■ **Assignment**
In the entries below, find every line with the string "Character" and copy it.

Data about app and page elements
◇ ◇ ◇

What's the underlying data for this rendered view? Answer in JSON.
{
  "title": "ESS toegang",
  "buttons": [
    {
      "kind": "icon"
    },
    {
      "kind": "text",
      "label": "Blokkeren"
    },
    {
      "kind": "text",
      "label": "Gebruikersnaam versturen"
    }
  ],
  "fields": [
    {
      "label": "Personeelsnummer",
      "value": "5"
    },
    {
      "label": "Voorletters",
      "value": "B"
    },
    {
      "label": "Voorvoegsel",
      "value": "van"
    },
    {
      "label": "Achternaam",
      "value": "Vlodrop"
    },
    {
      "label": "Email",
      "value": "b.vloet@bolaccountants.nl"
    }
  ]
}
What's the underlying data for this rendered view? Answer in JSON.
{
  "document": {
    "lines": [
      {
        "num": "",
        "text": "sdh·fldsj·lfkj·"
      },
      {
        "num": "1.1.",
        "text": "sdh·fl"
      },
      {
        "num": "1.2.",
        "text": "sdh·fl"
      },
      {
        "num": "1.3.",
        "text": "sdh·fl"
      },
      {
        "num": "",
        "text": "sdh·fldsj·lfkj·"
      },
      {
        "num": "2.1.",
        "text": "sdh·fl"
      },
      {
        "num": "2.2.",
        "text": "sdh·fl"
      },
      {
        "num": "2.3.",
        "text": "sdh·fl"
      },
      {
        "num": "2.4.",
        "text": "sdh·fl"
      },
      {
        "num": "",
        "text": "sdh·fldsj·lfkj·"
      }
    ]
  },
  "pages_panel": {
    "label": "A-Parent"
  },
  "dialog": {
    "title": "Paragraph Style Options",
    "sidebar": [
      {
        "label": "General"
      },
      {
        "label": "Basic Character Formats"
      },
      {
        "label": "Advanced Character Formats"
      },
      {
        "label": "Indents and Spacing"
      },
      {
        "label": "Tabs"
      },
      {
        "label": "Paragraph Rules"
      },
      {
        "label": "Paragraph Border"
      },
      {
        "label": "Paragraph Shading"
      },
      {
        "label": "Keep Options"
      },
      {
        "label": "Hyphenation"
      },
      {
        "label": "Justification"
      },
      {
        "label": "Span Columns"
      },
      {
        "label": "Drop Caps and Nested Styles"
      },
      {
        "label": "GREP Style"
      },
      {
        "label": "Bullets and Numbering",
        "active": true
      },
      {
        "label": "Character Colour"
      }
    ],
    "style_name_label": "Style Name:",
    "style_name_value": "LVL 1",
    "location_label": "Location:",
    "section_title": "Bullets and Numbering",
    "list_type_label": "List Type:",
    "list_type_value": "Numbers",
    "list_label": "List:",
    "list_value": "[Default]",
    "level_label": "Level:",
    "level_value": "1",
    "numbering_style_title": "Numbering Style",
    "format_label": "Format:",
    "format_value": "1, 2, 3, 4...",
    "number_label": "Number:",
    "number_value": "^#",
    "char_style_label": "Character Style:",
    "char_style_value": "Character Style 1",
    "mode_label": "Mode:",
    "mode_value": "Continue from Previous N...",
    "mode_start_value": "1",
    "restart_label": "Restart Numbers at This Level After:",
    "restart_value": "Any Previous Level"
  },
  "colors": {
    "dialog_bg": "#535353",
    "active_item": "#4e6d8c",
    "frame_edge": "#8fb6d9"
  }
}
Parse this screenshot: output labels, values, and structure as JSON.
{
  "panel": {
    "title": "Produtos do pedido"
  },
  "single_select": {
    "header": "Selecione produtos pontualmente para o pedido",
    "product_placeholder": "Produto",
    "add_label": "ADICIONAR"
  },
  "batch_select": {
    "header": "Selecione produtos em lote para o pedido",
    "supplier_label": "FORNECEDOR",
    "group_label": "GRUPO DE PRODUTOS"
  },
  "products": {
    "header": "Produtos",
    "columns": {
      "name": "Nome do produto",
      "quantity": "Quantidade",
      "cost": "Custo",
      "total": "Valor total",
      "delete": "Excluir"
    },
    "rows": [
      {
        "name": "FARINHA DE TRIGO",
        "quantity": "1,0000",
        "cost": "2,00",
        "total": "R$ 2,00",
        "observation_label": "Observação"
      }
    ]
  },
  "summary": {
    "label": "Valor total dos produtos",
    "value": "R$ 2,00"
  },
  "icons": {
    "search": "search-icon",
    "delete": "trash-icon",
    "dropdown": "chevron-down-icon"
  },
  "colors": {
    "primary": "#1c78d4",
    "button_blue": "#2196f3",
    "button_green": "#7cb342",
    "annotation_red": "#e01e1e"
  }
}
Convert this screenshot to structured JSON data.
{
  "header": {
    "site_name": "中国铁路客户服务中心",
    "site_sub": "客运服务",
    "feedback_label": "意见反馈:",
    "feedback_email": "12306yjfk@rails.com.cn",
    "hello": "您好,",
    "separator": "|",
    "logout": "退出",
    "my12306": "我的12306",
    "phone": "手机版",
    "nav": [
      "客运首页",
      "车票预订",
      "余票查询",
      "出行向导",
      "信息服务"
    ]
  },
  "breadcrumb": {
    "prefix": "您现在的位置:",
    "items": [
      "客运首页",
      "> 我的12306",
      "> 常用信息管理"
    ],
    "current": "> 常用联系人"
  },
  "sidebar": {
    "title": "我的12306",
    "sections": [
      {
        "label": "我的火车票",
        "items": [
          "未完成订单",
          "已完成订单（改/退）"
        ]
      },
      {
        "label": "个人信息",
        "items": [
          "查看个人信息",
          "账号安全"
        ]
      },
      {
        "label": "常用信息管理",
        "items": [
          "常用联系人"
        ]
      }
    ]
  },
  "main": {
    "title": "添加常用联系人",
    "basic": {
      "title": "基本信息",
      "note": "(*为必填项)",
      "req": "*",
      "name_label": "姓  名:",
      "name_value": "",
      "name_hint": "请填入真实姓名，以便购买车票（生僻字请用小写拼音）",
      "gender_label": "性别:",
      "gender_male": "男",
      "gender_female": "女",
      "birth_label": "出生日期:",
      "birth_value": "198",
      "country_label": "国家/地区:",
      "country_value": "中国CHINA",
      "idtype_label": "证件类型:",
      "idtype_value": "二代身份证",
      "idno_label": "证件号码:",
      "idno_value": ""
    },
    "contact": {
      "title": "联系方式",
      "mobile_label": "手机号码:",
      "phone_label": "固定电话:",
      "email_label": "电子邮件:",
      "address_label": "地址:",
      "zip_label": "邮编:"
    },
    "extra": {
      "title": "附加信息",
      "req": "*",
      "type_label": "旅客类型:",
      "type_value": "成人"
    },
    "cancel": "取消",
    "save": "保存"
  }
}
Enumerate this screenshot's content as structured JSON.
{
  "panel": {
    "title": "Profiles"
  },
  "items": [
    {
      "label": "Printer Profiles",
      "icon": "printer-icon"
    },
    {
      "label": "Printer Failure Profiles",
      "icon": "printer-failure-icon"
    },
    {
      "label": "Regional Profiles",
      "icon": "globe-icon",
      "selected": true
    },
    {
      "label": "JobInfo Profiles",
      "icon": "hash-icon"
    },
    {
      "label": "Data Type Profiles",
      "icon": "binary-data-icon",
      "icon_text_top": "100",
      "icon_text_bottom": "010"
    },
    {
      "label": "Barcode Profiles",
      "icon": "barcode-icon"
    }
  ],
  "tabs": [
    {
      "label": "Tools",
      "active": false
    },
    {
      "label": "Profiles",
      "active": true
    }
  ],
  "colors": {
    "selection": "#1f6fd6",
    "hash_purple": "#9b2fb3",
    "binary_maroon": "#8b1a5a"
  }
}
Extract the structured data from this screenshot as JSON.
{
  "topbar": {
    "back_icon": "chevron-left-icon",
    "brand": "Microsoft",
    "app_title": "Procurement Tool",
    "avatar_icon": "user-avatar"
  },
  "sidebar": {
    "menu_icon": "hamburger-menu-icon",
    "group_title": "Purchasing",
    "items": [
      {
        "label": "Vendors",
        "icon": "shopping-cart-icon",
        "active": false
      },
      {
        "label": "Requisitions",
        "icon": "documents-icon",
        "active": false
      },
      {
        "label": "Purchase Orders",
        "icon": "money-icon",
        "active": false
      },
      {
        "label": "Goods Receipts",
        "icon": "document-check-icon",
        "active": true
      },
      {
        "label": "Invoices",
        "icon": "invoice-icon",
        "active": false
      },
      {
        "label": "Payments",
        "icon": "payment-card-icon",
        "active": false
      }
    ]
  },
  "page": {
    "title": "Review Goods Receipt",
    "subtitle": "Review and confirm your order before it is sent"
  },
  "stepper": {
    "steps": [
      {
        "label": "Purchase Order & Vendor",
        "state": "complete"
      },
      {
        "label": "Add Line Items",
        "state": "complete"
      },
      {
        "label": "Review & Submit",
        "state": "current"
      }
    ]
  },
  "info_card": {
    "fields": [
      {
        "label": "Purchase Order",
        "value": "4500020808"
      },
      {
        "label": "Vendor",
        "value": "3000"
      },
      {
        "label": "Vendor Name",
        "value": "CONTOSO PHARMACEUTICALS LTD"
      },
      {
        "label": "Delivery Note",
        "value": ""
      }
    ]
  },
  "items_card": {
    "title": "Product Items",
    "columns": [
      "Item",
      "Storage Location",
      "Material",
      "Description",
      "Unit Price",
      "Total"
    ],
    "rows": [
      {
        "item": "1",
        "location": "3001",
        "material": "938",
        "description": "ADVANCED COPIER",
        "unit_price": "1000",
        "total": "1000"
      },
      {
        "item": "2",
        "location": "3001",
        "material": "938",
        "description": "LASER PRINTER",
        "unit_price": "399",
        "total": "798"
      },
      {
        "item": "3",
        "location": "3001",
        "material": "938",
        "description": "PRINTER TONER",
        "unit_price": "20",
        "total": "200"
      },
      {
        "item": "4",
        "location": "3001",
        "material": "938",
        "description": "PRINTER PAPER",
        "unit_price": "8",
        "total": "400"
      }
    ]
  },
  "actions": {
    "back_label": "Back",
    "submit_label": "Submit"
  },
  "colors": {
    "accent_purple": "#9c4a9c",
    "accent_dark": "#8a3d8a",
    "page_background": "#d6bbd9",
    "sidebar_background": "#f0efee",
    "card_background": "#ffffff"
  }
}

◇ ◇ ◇

■ **Exercise response**
        "label": "Basic Character Formats"
        "label": "Advanced Character Formats"
        "label": "Character Colour"
    "char_style_label": "Character Style:",
    "char_style_value": "Character Style 1",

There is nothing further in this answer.